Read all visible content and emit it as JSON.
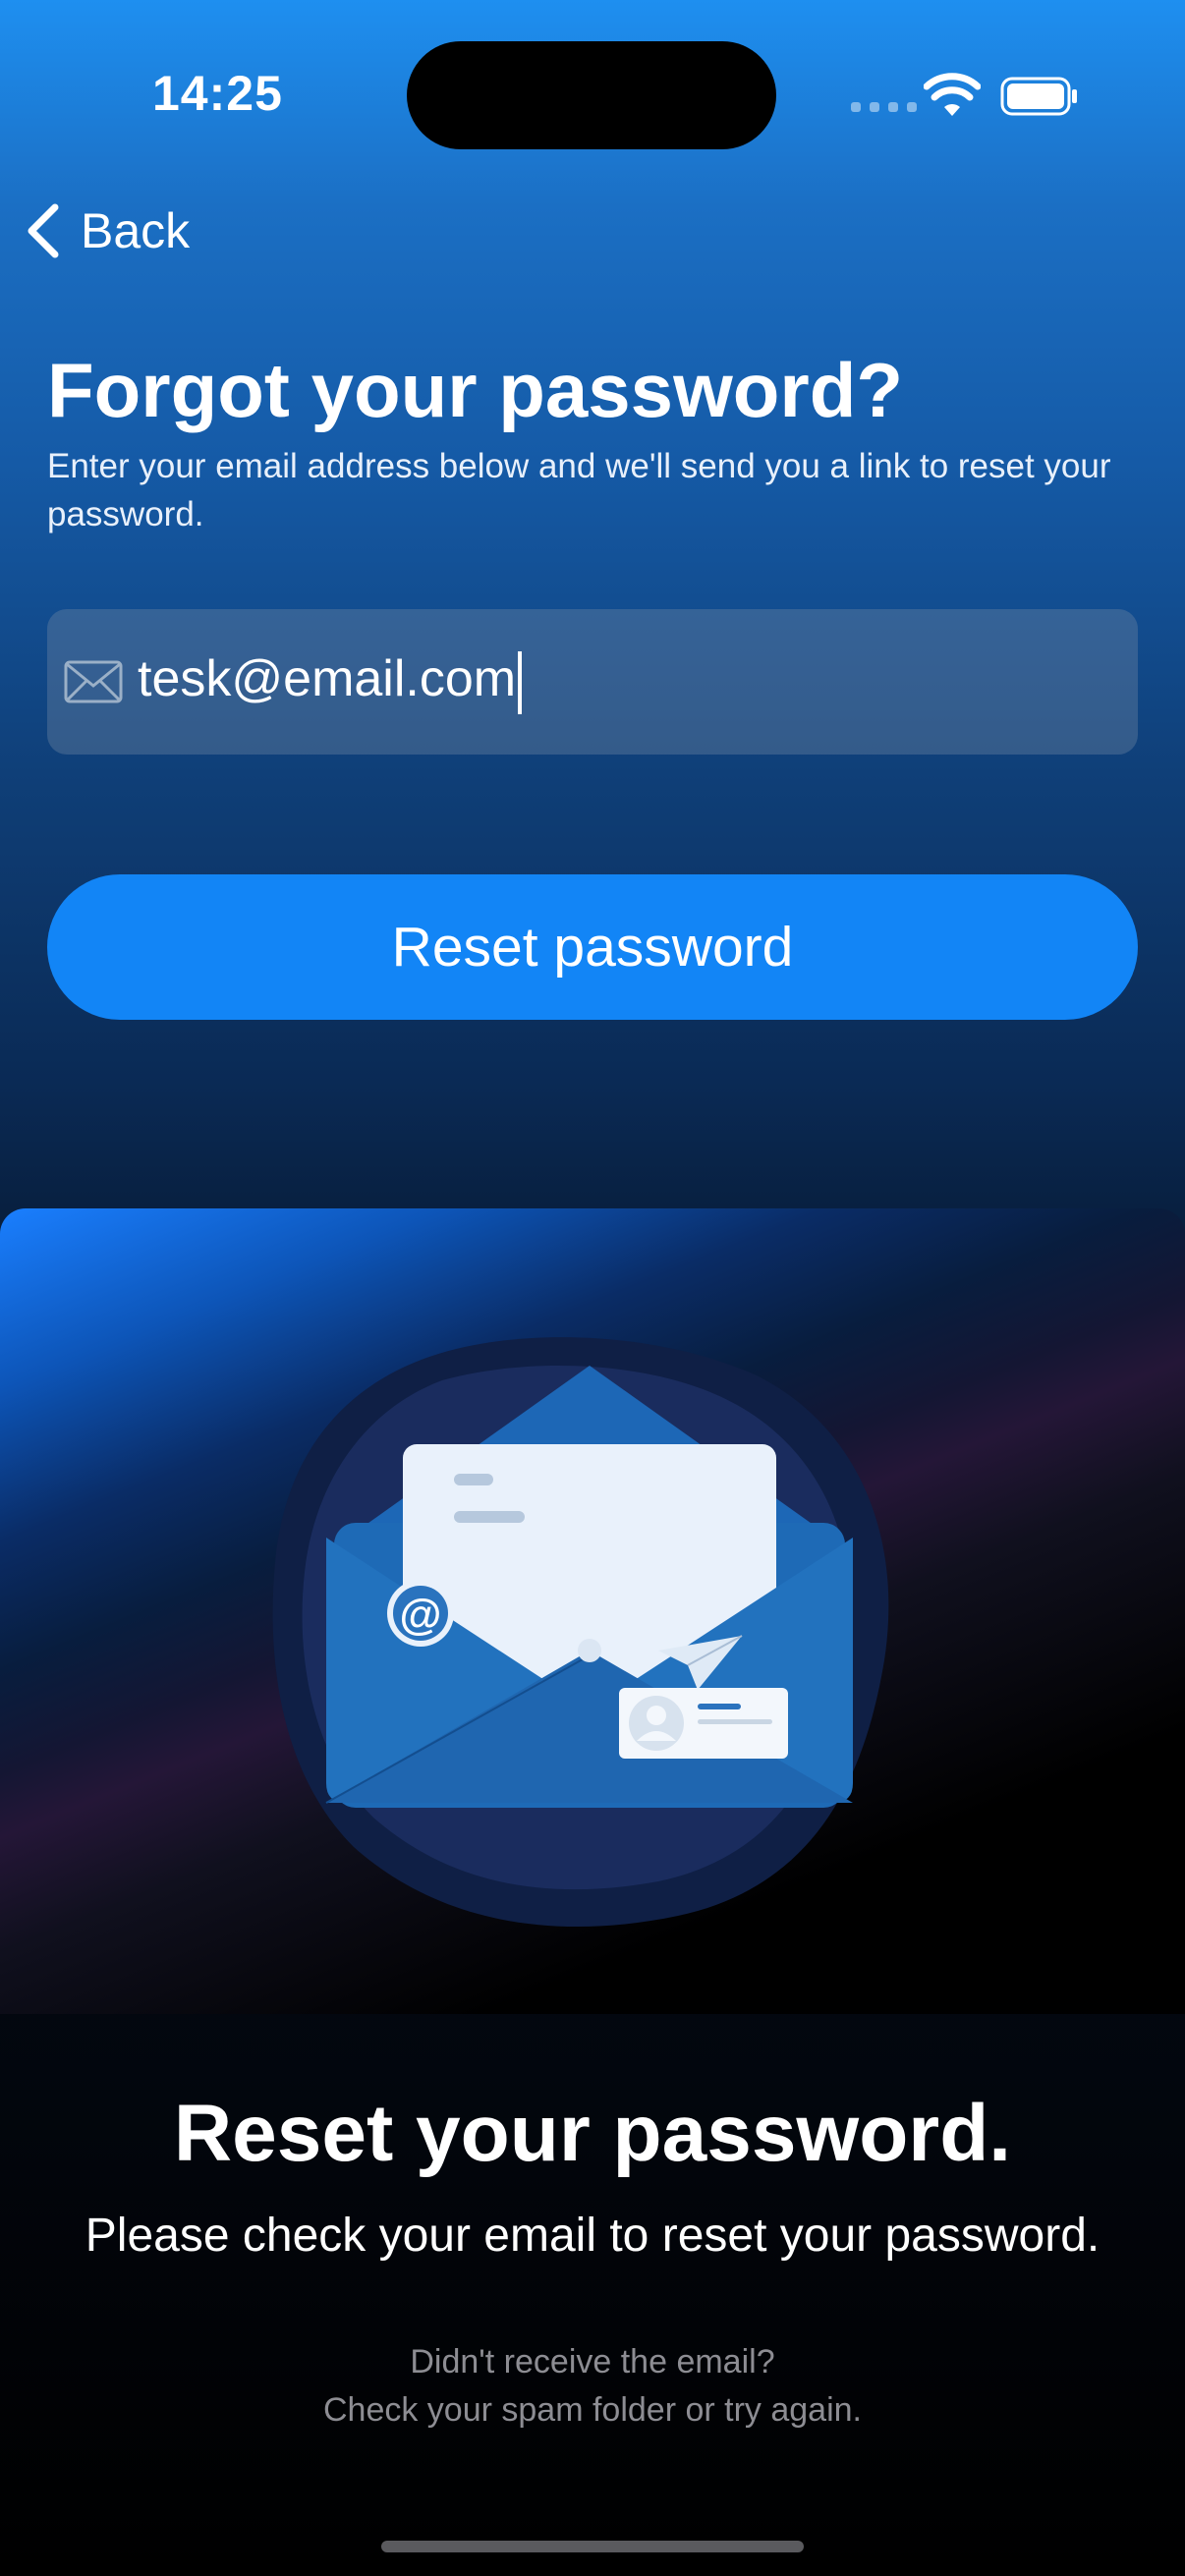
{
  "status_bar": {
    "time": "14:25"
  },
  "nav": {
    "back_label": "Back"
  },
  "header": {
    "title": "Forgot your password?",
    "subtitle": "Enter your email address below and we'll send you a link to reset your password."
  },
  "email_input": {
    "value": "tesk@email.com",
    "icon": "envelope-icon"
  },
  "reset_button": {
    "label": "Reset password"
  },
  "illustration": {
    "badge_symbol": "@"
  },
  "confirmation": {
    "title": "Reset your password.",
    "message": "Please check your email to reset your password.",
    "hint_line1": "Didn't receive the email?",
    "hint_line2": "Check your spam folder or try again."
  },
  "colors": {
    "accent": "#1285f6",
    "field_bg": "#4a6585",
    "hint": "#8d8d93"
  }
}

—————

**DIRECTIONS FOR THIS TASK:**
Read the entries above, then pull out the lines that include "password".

**RESULT:**
    "title": "Forgot your password?",
    "subtitle": "Enter your email address below and we'll send you a link to reset your password."
    "label": "Reset password"
    "title": "Reset your password.",
    "message": "Please check your email to reset your password.",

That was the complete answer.